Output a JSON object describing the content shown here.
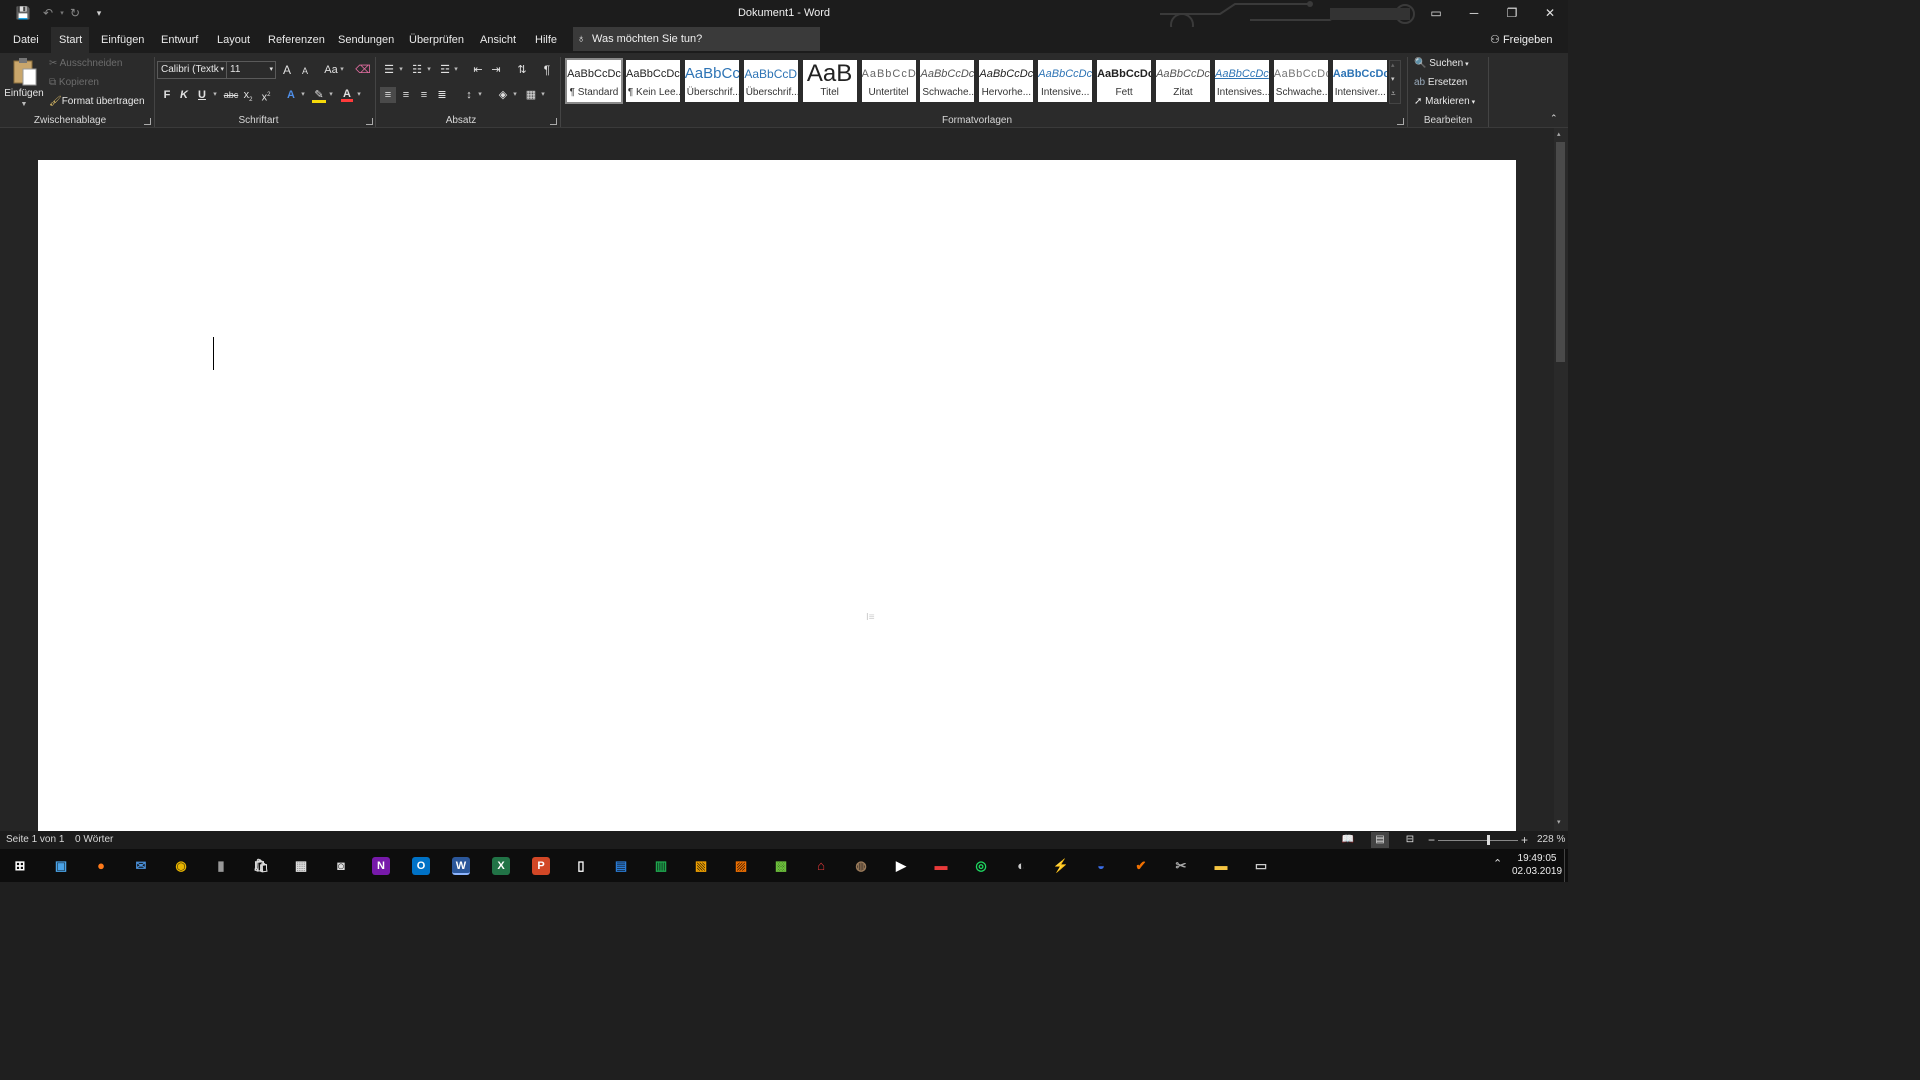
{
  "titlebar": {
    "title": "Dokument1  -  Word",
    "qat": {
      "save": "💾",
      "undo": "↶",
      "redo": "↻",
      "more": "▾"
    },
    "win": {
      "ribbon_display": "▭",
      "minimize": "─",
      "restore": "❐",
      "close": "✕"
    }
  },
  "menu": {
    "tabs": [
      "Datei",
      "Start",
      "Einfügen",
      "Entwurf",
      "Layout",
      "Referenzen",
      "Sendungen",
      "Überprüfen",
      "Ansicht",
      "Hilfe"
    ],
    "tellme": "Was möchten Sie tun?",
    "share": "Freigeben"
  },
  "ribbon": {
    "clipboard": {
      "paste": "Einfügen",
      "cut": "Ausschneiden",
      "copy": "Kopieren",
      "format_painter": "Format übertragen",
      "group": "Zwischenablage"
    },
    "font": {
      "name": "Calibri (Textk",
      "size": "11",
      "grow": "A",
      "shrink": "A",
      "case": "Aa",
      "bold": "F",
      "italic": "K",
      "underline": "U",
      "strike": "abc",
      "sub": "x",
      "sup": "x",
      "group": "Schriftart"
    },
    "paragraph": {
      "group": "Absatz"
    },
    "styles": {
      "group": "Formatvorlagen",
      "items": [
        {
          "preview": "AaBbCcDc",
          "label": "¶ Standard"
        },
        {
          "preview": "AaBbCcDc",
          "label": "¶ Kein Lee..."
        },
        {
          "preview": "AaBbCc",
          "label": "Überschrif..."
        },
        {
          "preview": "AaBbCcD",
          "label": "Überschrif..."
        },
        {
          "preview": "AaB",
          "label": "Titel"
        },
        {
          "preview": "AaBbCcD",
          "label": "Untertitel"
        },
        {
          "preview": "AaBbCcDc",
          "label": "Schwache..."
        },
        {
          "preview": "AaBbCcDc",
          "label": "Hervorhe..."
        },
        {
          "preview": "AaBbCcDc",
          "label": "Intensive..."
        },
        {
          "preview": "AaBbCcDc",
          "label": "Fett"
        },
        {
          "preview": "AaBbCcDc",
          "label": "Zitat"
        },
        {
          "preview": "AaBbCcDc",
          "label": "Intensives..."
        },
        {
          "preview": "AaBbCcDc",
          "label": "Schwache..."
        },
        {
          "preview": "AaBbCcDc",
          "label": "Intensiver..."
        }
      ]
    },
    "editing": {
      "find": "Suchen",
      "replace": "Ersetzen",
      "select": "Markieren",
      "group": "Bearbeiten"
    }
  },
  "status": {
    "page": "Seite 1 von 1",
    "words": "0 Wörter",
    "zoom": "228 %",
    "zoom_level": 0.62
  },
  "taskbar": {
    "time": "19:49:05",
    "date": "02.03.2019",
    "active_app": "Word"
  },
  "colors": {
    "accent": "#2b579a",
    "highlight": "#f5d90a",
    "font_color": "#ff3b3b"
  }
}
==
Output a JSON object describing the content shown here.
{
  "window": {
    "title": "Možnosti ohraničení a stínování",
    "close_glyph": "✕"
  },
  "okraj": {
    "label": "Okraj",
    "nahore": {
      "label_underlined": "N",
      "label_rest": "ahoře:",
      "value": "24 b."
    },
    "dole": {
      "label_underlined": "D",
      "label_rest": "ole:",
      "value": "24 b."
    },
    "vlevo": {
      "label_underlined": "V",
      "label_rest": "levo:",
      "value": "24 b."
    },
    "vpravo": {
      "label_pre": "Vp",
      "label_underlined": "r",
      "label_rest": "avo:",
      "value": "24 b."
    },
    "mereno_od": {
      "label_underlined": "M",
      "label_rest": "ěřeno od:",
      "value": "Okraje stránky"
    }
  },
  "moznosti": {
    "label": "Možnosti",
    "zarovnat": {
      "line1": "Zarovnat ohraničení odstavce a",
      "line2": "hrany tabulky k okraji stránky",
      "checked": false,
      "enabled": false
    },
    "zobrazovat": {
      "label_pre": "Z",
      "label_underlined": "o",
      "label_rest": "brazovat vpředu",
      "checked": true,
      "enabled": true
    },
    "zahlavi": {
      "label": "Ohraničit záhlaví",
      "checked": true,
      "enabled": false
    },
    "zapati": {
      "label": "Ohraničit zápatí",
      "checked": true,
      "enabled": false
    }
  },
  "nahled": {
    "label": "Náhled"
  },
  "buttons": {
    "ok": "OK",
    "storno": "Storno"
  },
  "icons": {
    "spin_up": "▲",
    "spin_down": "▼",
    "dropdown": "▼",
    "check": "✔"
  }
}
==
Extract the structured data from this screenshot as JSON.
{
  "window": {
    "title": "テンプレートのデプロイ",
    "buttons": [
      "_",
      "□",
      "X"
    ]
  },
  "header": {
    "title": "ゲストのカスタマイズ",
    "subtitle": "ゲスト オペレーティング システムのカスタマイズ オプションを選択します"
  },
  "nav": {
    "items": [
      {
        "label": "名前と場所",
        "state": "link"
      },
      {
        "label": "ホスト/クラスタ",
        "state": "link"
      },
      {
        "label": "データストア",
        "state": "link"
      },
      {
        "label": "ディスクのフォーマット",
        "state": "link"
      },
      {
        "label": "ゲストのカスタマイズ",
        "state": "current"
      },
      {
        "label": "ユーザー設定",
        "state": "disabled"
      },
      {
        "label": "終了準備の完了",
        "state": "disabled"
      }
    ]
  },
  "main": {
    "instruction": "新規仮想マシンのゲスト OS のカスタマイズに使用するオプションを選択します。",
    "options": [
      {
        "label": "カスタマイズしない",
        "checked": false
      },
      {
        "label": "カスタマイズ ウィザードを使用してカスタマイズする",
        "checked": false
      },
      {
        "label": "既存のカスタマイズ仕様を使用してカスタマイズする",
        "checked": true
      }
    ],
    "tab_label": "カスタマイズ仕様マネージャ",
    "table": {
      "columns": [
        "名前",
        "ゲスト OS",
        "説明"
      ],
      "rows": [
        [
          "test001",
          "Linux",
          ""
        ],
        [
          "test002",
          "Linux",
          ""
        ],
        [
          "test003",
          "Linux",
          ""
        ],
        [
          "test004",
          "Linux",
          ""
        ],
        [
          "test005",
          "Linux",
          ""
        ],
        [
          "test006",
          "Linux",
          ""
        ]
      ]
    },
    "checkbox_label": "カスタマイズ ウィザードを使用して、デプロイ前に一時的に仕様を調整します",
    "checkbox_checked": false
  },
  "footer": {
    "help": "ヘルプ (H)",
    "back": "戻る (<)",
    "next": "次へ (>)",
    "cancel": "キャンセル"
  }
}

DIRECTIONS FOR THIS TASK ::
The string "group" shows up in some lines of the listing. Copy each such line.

RESULT FOR THIS EXERCISE ::
      "group": "Zwischenablage"
      "group": "Schriftart"
      "group": "Absatz"
      "group": "Formatvorlagen",
      "group": "Bearbeiten"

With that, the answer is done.